You are not among the goliaths of mortar and lime, with shelves reaching to the heavens and sprawling networks of basements, filled with so completely that there may be more paper than building. There are not great works of art displayed in your halls, nor gold-framed paintings surrounded by marble statues and busts.
You are modest, meager, and humble in your utilitarian design. Yet, there is a charm in you that all those great monuments seem to lack. An itch of discovery lingers on your shelves, flowing from the front door to the far back, where a castle of children’s books protects minds eager to feast on fancy and limitless dreams.
My first memories of you were traveling by bus from my school. In those days, I was more in my head than out of it, but you were the one place that I felt this was not only okay, but fully encouraged. The very first door led me to a large room painted with children in mind, murals of jungles and geometric, abstract landscapes filling my eyes with color.
There was a kind man there. I do not remember his name. But I remember feeling that he could only exist in this room, with his magic puppets and voice perfect for storytelling. Every week he delighted me and all of the others that had come to hear him of princes and princesses, wild beasts and characters with morals to tell, before passing on his knowledge with the care and tenderness of our grandfathers. I would make shadow puppets and finger puppet stages to delight myself and others with my own stories.

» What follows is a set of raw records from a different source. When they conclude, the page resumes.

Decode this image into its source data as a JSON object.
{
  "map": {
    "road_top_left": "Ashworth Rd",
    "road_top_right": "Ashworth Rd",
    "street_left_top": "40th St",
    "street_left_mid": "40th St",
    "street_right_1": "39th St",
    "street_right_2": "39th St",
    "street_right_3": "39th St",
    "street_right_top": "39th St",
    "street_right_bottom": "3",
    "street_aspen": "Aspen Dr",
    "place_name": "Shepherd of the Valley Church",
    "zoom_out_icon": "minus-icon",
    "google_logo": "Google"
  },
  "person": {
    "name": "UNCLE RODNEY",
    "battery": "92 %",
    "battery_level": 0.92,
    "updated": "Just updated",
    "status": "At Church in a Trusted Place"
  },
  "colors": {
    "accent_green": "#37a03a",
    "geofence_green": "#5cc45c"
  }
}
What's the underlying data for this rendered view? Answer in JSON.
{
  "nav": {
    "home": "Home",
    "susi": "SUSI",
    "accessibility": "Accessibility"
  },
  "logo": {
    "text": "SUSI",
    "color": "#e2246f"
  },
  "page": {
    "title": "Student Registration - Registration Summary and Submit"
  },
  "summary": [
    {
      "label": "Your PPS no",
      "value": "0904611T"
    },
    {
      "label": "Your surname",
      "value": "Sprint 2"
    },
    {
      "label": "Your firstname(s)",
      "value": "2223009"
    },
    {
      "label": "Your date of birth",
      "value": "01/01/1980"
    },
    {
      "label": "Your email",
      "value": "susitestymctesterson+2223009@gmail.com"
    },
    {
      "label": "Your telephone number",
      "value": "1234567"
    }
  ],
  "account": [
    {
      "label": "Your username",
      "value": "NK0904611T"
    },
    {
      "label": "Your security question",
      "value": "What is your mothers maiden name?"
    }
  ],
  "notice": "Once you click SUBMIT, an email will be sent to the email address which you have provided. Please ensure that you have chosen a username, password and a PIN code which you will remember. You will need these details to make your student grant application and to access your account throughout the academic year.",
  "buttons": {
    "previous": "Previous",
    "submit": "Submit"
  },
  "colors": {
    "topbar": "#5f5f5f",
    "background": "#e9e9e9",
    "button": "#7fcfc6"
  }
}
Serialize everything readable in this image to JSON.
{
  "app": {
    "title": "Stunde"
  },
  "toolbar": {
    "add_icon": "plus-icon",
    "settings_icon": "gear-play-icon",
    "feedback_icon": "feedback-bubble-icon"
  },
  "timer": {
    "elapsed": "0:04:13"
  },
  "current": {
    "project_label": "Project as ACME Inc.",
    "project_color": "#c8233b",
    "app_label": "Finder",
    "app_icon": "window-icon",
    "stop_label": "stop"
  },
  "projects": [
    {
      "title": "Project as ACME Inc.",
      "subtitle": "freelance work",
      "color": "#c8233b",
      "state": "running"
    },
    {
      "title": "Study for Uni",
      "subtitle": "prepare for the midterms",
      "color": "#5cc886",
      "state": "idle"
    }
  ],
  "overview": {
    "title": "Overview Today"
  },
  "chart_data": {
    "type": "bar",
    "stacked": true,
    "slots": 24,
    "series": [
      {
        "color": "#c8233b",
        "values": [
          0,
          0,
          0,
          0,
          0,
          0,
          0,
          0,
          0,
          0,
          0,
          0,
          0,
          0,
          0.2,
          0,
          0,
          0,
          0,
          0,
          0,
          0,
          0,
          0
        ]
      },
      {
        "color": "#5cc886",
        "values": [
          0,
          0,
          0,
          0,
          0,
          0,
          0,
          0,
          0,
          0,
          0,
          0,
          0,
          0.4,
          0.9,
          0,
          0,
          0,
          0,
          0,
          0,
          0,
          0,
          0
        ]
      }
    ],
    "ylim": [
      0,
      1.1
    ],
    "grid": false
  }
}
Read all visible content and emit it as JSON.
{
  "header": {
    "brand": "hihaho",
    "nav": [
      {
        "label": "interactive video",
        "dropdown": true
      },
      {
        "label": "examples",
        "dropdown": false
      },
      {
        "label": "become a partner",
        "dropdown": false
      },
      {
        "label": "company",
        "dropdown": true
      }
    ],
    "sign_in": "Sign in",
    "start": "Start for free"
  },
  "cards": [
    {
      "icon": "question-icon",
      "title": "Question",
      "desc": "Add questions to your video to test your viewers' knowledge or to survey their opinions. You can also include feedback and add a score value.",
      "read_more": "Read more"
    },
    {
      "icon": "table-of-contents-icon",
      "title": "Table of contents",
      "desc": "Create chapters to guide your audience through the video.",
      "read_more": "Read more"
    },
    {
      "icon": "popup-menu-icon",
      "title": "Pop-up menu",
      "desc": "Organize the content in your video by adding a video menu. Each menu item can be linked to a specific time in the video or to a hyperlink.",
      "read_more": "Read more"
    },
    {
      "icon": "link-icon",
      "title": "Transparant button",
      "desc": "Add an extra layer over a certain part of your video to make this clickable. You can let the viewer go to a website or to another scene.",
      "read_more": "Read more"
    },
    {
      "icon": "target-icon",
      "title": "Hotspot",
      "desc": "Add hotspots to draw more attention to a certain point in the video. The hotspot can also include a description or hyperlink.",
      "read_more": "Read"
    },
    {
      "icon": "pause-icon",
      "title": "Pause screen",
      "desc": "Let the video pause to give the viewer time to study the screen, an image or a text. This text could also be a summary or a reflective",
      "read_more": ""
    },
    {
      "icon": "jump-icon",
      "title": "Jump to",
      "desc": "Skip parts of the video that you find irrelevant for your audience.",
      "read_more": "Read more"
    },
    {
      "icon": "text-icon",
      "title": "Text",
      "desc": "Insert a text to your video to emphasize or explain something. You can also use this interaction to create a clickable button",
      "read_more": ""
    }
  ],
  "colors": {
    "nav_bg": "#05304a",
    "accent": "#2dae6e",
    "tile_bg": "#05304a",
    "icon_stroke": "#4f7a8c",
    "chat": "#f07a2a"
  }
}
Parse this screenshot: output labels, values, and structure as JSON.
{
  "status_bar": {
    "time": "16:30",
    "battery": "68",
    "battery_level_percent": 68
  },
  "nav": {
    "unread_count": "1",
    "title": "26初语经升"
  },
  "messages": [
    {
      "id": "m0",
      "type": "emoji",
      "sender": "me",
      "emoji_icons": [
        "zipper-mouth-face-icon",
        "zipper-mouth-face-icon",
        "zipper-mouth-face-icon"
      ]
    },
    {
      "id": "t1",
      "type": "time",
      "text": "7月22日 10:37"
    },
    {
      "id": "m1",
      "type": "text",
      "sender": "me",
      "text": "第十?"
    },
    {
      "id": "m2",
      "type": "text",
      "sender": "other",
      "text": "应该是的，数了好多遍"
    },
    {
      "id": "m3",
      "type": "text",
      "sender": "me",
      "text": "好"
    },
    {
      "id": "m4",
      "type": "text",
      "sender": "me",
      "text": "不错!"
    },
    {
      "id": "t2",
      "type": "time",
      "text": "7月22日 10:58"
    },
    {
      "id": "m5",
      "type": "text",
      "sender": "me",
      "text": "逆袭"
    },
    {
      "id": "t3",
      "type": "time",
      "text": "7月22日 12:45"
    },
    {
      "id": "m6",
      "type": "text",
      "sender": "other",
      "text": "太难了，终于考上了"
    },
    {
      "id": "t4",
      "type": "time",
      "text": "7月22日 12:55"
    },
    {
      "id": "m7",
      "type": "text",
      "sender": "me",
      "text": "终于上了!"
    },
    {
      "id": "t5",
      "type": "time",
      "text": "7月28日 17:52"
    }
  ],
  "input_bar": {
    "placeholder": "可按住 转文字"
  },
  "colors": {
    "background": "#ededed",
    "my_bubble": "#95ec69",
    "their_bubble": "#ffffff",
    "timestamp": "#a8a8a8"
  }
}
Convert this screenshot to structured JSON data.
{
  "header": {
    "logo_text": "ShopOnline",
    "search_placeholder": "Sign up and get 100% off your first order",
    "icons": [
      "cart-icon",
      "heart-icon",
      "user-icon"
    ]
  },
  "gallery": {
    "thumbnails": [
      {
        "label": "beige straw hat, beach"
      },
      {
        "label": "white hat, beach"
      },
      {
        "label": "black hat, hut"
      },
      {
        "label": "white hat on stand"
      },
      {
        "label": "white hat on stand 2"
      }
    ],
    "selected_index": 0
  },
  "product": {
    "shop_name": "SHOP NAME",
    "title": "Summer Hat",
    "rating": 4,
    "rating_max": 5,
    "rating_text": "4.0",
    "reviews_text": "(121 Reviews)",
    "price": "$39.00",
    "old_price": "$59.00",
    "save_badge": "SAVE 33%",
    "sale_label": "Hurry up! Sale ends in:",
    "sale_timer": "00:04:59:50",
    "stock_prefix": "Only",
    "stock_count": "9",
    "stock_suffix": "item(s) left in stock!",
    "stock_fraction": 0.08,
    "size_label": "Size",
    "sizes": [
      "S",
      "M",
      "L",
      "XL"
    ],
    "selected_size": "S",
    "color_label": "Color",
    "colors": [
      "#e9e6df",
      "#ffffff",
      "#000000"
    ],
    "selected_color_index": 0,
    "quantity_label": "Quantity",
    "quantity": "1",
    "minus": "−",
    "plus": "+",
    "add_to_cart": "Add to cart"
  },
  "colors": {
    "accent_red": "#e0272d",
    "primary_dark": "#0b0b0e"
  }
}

After the show, which was often the highlight of my week (topping my activities at the YMCA and in the wilds of my family’s backyard), I was allowed to roam freely through the rest of your walls, to draw my fingers over the often over-loved and flaky spines of laminated book covers. I outgrew the children’s section in a little over two years. The smell of ink and gloss and promise still fills my nose when I think about all of the pages of characters that ever feel as real as you and me. My dearest and oldest friends, The Missing Piece and the Wild Things often being the first recalled.
My favorite section to trawl after that was the fiction section. Not to read, specifically. My sister and I used to pretend that we were racing to find a magic spell by which to cure the incurable, or save the world from a dastardly foe encroaching on the sanctity of your literary walls. There was one day where our daring adventures once led us to the Romance section, and I earned the warning wag of a finger from your librarian, who noticed I’d become mesmerized by the bronze and glamor of your Harlequin books.
Choose Your Own Adventure and Goosebumps had earned permanent aisles in your house, and I was excited to realize that you actually had every book in both series, and even a few scatterings of Animorphs. Old VHS copies of Reading Rainbow, Wishbone and Children’s Circle (how many summer days did I spend watching those!) were my next obsessions, before the works of Jane Yolen brought me to the realm of fantasy and never let me go.
You did that, Library. You turned my fictions into realities, conjured love from mere words on a page. You rallied my heart and filled my head with dreams too dangerous to not attempt. You are, and always have been, a dearest treasure and memory to me.